Is your business, like many others, struggling with the high cost of doing business in the United States? Many companies are constantly looking for ways to reduce cost, improve quality, speed deliveries, and enhance safety. Manufacturing companies have found ways to meet these goals by implementing “lean manufacturing.”
Lean manufacturing, or lean production, is a systematic method for minimizing waste within a manufacturing system, without sacrificing productivity. Lean also takes into account waste created through overburden and unevenness in workloads. By focusing on improving the "flow," or smoothness of work, lean can provide a set of tools that assists in the identification and steady elimination of waste. Lean improves quality, while reducing production time and cost.
Lean defines waste as anything not providing value to the customer, and can be categorized as follows:
Non-value added activities
Employees not fully utilized
Some recent examples of the results achieved by manufacturers who have implemented lean include:
Tax Credit for Lean Manufacturing
If you are employing lean manufacturing, or other productivity or process improvements, you may also be able to apply the cost of your improvements towards refundable tax credits. Many manufacturing companies are seeing significant tax savings by applying for the Research and Experimentation Tax Credit (“credit”).
Originally enacted in 1981, after several extensions, the credit was finally made permanent in 2015. The credit is intended to incentivize businesses to increase their spending within the United States on research and experimental (”R&E”) activities. What few realize is that the R&E credit doesn’t have to be anything ground breaking.

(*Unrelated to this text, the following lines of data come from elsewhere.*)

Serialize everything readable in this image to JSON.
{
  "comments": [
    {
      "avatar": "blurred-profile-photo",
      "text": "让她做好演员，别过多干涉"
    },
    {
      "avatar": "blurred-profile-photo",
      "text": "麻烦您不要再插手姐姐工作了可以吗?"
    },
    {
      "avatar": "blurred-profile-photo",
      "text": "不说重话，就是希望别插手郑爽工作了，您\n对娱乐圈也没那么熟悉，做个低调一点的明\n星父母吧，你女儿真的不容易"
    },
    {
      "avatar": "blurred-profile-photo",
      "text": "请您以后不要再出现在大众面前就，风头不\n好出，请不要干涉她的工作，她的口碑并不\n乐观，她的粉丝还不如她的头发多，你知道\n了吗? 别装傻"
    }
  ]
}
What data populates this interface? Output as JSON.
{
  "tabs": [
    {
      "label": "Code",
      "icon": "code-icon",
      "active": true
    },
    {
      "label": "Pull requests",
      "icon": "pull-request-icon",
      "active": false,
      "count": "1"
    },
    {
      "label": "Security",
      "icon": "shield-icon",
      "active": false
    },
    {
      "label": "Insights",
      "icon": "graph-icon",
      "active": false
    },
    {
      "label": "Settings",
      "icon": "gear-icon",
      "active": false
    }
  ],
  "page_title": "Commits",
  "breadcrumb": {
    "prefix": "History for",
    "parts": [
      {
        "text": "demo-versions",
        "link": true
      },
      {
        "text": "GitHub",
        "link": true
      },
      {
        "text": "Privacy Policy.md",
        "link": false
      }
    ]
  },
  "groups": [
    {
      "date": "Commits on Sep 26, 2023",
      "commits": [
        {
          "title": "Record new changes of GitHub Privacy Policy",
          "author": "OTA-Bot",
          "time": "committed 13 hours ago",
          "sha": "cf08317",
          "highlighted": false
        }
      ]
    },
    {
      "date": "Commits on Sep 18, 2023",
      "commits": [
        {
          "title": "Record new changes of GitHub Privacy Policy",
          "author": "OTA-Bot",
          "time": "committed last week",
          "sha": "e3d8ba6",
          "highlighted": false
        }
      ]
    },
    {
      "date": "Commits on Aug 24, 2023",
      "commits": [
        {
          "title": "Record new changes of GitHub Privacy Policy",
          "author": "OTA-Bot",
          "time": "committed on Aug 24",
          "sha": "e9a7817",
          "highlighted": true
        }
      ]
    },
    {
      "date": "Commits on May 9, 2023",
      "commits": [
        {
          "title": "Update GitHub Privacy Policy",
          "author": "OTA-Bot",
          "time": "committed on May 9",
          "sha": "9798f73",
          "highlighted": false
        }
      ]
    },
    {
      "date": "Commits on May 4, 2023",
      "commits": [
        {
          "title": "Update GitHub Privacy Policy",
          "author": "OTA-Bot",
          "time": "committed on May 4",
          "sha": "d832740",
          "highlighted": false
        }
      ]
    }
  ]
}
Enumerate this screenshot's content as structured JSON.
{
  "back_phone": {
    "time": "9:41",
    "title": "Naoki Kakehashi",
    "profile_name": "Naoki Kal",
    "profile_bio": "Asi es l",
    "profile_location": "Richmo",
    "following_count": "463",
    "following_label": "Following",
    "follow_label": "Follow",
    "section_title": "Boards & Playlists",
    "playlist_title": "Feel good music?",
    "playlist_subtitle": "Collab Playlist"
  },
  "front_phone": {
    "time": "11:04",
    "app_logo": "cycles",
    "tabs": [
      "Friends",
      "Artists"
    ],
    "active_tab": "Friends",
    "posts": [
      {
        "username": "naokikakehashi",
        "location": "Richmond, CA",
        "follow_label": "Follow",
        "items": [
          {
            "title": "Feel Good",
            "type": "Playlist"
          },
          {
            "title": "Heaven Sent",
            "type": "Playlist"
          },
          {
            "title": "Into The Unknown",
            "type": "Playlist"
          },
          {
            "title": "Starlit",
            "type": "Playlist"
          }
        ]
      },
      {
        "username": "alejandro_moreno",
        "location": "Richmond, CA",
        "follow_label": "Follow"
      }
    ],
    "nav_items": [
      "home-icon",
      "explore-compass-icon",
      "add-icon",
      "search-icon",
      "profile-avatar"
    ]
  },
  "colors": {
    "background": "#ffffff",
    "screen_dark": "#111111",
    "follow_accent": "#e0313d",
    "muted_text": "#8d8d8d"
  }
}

The credit is not limited to any particular industry, but the manufacturing sector is the number one industry claiming it. Another interesting fact is that this credit is largely claimed by small to mid-size businesses, with more than 70% of claimants having annual revenues of less than $50 million.
Expenses that may be eligible for the credit include the wages of employees who spend all or a portion of their time on research and development; supplies used in the creation of prototypes and testing materials; and a percentage of costs paid to outside contractors who are working on behalf of the entity on these activities.
How do you know if your business activities are eligible for the Research and Experimentation Tax Credit? There is a four-part test:
Examples of activities related to lean manufacturing that may meet the test include:
If your company could benefit from implementing lean, or might qualify for a refundable Research and Experimentation Tax Credit, reach out to your business advisors to discuss how they can help you improve your business and save you money.
This article was written in collaboration with Summit Safety & Efficiency Solutions, a premier safety, quality, and industrial engineering firm that provides consulting and training services including implementing lean manufacturing. Summit also helps clients leverage federal, state, and local training grants and tax credits yielding tens of thousands of dollars.